I brace myself and run, feeling rather than seeing it rise behind me, palms sweating as I keep pulling those lines forward, I catch a glimpse of it lifting up and up and … I’m away!
Legs suddenly pulled forward into a sitting position, harness tightening under knees and between thighs. Arms pulled high in celebration. I let out a crow of sheer joy – I’m airborne again.
I take a lazy turn across the launch site, watching my shadow become smaller and smaller as I make use of those lovely warm fields to give me some lift. The noise of the hedgerow birds fades, to be replaced with distant seagulls and the piercing-yet-lovely shrieks of swallows.
Round again and I head for the ocean, for the never-too-old delight of that sudden moment when the world drops away behind me, and I’m suddenly twice as high without the cliff in my way. I whoop again, laughing as a nearby seagull panics and flies away as fast as he can.
A few sharp turns and twists to show off and to feel the G-forces building, culminating in a stunningly perfect loop-the-loop. One I won prizes for in the dim and distant past. The past Before.
Never mind. Another loop-the-loop, tighter now, turning into a vertical spiral as the centrifugal forces take charge – sea, land, sky, sea-land-sky-sealandskysealandsky and out at a few hundred metres higher, out of breath and with tears from the wind rush, streaming down my face and across my grin.
A quick wipe with the back of my glove and I’m all set and ready for business.
I wend back over to the fields. I need their lift now, those chunky, delicious thermals which keep me toasty on the way up.
Large, lazy circles transcribe my route as the world grows smaller and smaller beneath me. My watch’s altimeter tells me I’m several thousand feet high already. I’ve further to go yet.
The air chills and a stillness settles into my soul. It’s *so* beautiful up here – the sun on the world below, the shadows of the (thankfully very few) clouds scudding across the landscape. The individual details – houses; animals; cars – already too small to distinguish.
And the sea. Wide open expanse of cats-paws and sparkles. Ever restless and ever glorious.
Take my hands off the lines to rub some life back into them and smile to myself, noting at the same time that psia is below 10.
I turn my face up to the shining heavens and keep going.
This thermal’s a good one.
My heart nearly stops as I plummet a few hundred metres, lines tangled, struggling to regain control. Not sure what happened there! Gremlins in the lines perhaps! I bring my breathing slowly back to normal and set my course upwards again.
The seagulls are below me now – distant, shining white specks against the azure and navy sea.

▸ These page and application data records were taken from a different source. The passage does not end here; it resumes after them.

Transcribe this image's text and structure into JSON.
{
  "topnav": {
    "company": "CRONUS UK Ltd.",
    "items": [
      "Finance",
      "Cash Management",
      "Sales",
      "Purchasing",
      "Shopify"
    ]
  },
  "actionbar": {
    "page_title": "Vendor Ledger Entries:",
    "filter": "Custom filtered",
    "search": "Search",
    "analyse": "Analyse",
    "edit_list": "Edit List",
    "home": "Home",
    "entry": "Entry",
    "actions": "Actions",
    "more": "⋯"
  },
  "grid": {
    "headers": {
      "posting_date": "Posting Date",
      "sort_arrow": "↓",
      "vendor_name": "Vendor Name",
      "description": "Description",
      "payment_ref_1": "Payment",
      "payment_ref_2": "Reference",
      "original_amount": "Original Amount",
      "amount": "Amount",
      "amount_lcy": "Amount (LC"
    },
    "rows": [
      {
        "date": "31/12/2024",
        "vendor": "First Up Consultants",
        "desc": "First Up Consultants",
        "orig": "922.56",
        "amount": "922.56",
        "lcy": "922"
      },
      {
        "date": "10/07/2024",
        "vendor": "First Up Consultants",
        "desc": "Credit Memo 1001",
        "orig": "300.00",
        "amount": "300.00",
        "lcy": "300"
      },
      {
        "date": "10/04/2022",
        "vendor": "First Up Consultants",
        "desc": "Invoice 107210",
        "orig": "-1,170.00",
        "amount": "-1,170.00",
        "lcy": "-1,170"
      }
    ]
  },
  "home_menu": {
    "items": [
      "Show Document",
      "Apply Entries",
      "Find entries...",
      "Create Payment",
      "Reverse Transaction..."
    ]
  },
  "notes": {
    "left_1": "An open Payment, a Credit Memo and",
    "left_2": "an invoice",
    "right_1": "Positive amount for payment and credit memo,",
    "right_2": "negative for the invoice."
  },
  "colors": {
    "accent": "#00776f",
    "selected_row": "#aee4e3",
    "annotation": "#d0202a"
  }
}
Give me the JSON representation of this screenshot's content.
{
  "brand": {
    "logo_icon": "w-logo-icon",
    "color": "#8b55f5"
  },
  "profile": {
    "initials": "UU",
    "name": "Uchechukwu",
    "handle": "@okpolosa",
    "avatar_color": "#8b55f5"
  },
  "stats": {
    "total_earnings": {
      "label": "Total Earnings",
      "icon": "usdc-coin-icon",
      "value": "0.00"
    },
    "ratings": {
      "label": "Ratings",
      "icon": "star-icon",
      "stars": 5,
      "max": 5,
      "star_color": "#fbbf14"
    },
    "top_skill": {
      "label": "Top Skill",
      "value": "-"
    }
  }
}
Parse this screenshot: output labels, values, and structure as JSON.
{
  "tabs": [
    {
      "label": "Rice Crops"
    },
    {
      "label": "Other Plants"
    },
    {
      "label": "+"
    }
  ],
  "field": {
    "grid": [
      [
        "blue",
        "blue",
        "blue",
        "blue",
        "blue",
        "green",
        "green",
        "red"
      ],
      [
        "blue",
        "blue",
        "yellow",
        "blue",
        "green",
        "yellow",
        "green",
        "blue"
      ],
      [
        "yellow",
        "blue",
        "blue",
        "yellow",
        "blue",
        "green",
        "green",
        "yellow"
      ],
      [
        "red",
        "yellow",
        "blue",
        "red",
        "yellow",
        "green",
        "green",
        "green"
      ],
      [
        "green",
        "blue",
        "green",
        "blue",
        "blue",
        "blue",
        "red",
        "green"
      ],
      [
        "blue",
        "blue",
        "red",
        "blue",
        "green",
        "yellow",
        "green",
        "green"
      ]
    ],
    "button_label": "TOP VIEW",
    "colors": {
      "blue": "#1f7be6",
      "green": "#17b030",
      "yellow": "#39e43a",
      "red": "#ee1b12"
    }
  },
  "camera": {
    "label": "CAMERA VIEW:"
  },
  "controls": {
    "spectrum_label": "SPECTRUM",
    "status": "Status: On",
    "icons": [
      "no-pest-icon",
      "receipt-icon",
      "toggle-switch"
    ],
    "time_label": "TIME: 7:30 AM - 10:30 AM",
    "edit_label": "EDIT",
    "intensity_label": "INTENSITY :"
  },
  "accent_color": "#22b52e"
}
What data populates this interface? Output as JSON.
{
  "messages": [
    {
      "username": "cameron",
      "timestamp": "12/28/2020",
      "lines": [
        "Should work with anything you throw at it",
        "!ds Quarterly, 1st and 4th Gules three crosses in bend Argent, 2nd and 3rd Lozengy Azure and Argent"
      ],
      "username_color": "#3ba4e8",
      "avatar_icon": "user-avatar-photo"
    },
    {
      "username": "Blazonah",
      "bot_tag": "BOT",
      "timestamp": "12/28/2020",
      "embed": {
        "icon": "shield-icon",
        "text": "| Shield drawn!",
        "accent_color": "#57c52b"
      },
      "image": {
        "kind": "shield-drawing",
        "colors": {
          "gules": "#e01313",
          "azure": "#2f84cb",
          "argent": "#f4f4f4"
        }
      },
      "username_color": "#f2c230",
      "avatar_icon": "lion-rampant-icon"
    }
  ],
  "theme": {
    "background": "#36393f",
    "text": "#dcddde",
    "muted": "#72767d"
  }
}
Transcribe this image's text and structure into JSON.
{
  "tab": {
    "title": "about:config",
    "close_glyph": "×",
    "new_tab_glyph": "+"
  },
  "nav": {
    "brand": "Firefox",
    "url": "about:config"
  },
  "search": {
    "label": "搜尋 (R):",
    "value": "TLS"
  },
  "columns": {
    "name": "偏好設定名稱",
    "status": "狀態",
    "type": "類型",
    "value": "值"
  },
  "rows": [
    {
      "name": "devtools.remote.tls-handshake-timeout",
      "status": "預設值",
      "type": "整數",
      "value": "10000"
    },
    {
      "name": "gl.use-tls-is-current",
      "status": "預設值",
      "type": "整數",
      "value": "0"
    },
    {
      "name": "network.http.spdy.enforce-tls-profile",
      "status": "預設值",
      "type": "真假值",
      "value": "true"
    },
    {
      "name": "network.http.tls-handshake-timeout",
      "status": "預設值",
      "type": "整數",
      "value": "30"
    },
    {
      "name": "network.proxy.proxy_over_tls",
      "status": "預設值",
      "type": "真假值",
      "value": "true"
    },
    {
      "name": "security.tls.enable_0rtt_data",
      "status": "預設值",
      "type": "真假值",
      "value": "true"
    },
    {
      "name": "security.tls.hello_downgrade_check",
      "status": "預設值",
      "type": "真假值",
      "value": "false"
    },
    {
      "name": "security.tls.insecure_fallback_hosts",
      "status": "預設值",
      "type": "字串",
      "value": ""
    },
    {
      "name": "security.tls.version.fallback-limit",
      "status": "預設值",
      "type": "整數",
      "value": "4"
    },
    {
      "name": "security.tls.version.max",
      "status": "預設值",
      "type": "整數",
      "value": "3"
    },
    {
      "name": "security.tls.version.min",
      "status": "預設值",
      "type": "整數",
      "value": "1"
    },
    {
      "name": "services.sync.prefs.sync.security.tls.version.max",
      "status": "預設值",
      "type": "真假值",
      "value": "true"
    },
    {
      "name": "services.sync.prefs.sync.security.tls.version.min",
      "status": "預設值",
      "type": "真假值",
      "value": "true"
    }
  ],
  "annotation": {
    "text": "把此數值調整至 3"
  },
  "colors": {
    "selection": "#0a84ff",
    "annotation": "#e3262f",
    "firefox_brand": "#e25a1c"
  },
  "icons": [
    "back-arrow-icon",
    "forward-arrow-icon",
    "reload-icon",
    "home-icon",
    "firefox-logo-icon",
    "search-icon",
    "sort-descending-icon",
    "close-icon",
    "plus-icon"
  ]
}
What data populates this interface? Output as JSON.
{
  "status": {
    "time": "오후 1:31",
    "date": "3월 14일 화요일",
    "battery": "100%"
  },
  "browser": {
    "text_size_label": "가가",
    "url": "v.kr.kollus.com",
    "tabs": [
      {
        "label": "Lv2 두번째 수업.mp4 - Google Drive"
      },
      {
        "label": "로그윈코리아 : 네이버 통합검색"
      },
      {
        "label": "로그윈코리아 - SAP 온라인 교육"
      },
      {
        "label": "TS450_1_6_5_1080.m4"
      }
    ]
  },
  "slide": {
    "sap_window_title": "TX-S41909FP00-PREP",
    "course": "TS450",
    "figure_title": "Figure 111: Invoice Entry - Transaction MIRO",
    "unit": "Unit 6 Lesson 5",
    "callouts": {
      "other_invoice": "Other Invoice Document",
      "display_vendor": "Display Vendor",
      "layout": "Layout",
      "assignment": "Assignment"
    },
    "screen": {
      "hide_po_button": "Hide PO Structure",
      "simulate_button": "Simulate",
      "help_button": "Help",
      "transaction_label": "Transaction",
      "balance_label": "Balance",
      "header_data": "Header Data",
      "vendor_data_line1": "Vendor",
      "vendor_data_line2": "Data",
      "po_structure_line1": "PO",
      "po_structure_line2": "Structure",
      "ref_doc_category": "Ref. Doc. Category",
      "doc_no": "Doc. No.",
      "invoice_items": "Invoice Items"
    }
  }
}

The launch spot is indistinguishable against the coastline. I can see for hundreds and hundreds of miles, the roads stretching out like the satellite maps on Google.
Fields, towns and cities are all mine to watch in this glorious ride.
I keep going. Not sure now how big my circles are, but only sure of the steady decrease on the altimeter.
I sing, fast out of breath – the air is much thinner here. But I want to make a noise in this empty, silent world. I want to hear myself instead of just the occasional low moan of the wind in the lines.
I check the altimeter again. It’s looking good; psia’s around the 7 mark.
The sun is shining on my face, tenderly kissing away the chill air.
My breathing is rapid and shallow.
I keep looking upwards, travelling upwards.
The darkness is back, this time in the edges of my vision.
The sun is shining on my face.
I feel my thoughts detach and float away from my body.
The sun is shining.
I’m travelling upwards.
This was a ‘Making You Feel‘ Post